“Retailers are already beginning to shift their inventories around, mostly eastward, to prevent stock-outs while they wait for inventory replenishment to arrive, belatedly, at the West Coast ports,” DAT said. “Meanwhile, some are scrambling to make new arrangements for the goods that are stuck on Hanjin container ships that are now returning to Asia.”
Truck freight volumes and rates off the West Coast typically increase in September, which is traditionally the beginning of the peak truck-shipping season as Asian imports arrive and must be moved to retail distribution centers before Black Friday in November.
However, recent years have seen much more moderate fall “peaks” for truck freight as shipping and consumption patterns change, with more Asian cargo shipped earlier in the year and more purchases made online and closer to the holidays in December.
That makes it possible, if not proven, that the September surge is more closely related to the Hanjin crisis than just to the peak shipping season.
IDS Transportation, a third-party logistics provider, also saw excess truck capacity start to tighten, pushing up intermodal rates.
“Truck capacity is getting consumed through the transload expedited needs and intermodal capacity is getting consumed by the not as urgent movements,” IDS said.
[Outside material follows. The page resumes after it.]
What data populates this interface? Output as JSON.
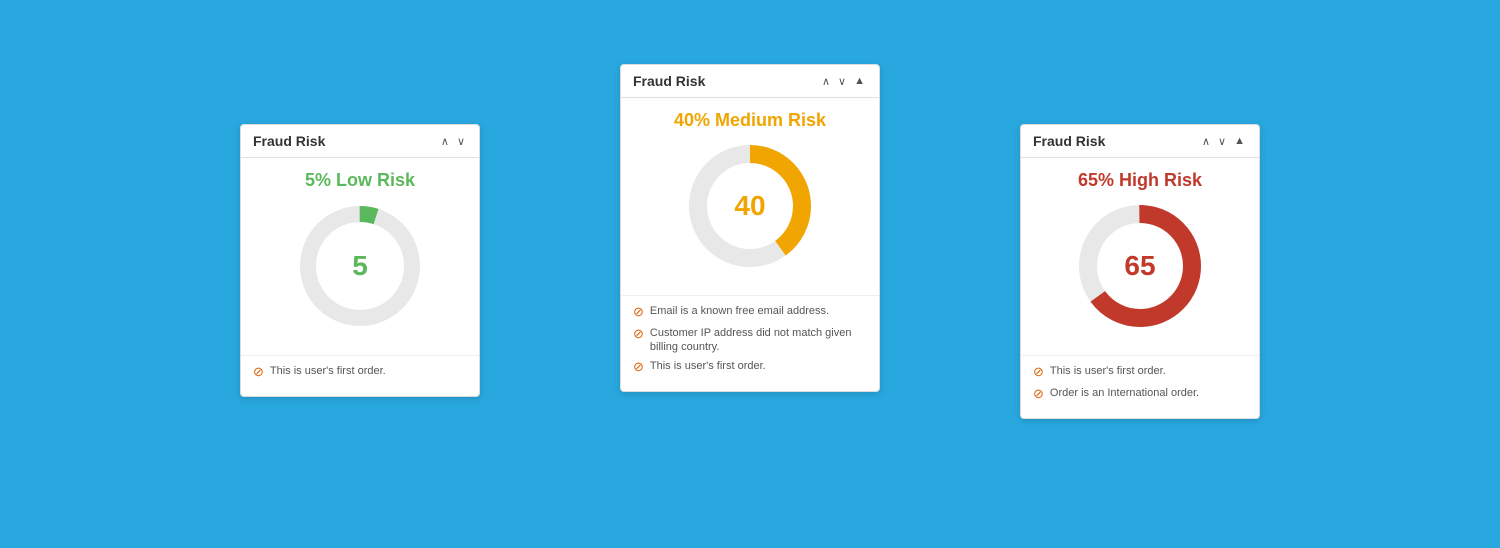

The big question now is how long will this “peak” last, and when can we anticipate the rates starting to come back down?”
Intermodal spot rates from the West Coast to Chicago and Dallas have each spiked twice in September as shippers reacted to Hanjin's failure. The rate to Chicago from Los Angeles rose more than 50 percent in month since Hanjin failed and the rate to Dallas is up nearly 40 percent in the same time frame, according to the IDS spot rates as displated on JOC.com's Market Data Hub. The rates to Chicago and Dallas have held steady at $2,835 and $2,860, respectively, for the last two weeks. Future increases are uncertain given the weak demand and excess capacity in the market, but the rates could rise further as they also held steady for two weeks in the middle of September before jumping again September 19.